Character, something we can have and what we are as individuals. Some more than others. The quirky, witty sidekick softens the hard front-runner. The insecure and flawed villain makes us do more than simply hate them. The smiling stranger somehow soothes the rush of grocery store anger. Creating a character that thinks and feels and bleeds and grows, is an exercise in sleepless obsession.

And so the frenetic spiral of passion and creating begins. The hero. The villain. The conflict. The quest. These early stages of story building are some of my most favorite aspects of the whole deal and the first for me to become familiar with on my writing journey. The spark of a personality, the lines of the face. Knowing what ideas to take further isn’t always clear, and if it becomes so, it is usually after sitting down and writing it at least once. Every word written is a lot like a pebble tossed into a pond. Ripples form, they glide into others and create something brand new. Words help find ideas. Anything can slip out if you just write.

This is hard for me. My brain likes to collect every possibility and burden and task item and try to think about it all it once. My chest tightens, and I am far from a creative place. I’m learning to get into a rhythm and when to listen to the change needed. Writing and living life as a writer is in itself a living organization. Something that changes and morphs and grows. Knowing this and accepting, helps everything.

Writing full-time isn’t how I imagined when I was a kid and proclaimed to be a great author someday. Some moments are dull and frustrating; some even feel pointless.

Scene:

Dogs huddle near my side asking for their walk. Laundry piles build walls, locking us into my home office. My fingers idle above the keys. Notebooks are open. Ideas aren’t coming, and I question all my life decisions up to that point.

A similar scene:

A great, long walk with the dogs. Laundry all folded and where it belongs. Ideas are flowing, slow and steady. I’m having fun.

The main difference between the two here is perspective. Perspective is powerful. It alters the story, the taste, the sheen.

Is anyone going to figure out what’s wrong with a character arc if all they are doing is telling themselves that they can’t? (Yes, I’m talking about myself last week.)

The answer is no.

I made a lot of missteps on this draft, and once they are pointed out, they scream. It took a minute for me to digest the issues, find them, and now I’m piecing together how to fix it. Word by word, I’m mending and tightening and all the good stuff.

There is no reason why this shouldn’t be fun. The fine-tuning of fantasy world can be like ripping your hair out with hot tweezers, or it can be like riding bareback on a unicorn through a forest of talking trees. Fun and wonder can be found everywhere. That’s why I love reading and writing.

I get caught up in cycles where I fret and worry too much about the outcome and clean floors and forget how to enjoy. I think focusing on the good is something we can all do more. Not just writers or artists, but people, us humans. Having our backs isn’t us fooling ourselves.

There is so much upheaval and reaction. Slowing down and take a whiff of our surroundings helps. I’m talking to myself and to you and possibly to the angry dude with the ignorant sign by the baseball stadium. Self-awareness is an important tool. We should all use it.

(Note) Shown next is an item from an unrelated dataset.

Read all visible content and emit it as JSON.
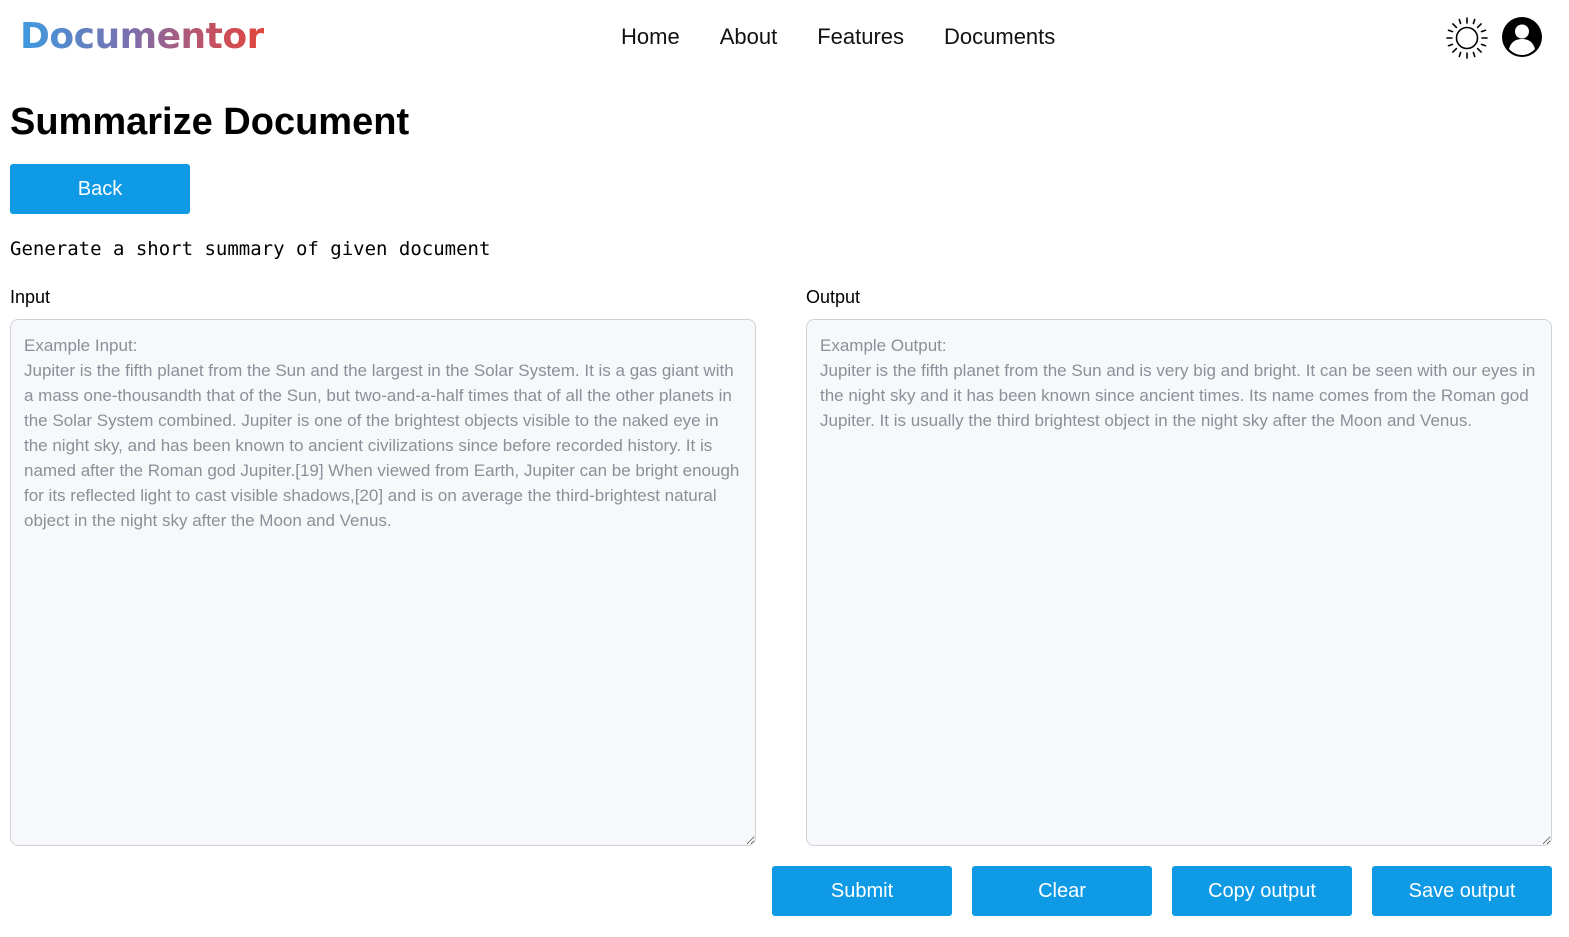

Perhaps I went off the path a bit, but I don’t think so. The character’s path isn’t a clear, straight shot. Remember that as a writer and as a human. I have to. Complexity and twists out of our control. Emotions and logic. These are natural occurrences and ones that generate conflict. A sum up of that I am saying?

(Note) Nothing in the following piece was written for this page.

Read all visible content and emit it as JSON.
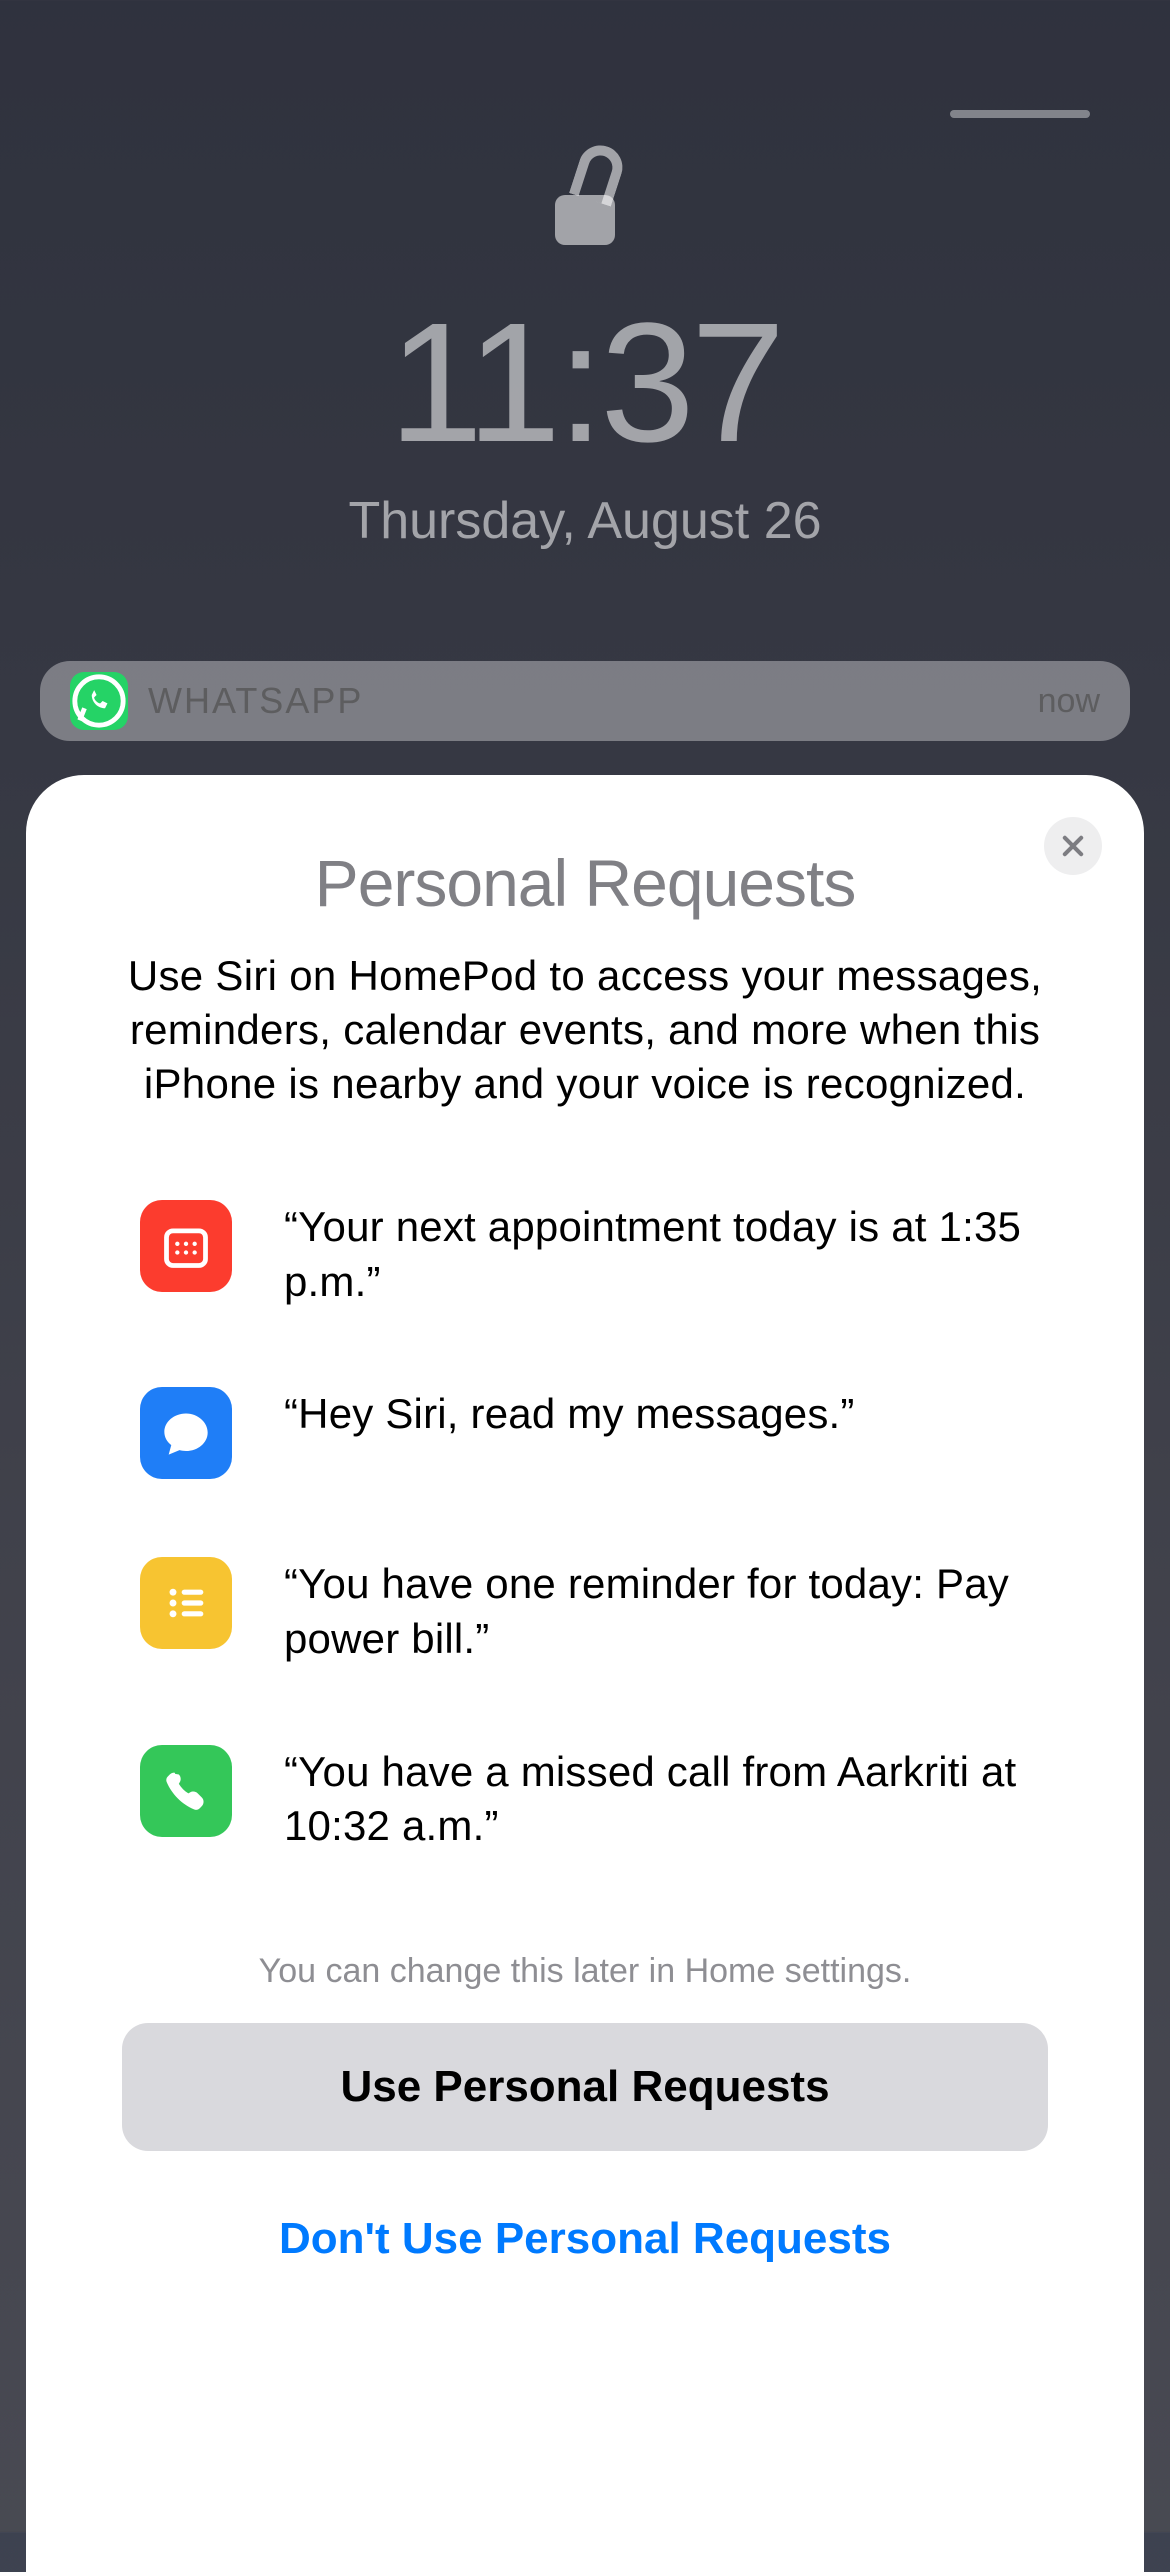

Have fun writing characters and the world that they live in—both in the fictional world and the real one.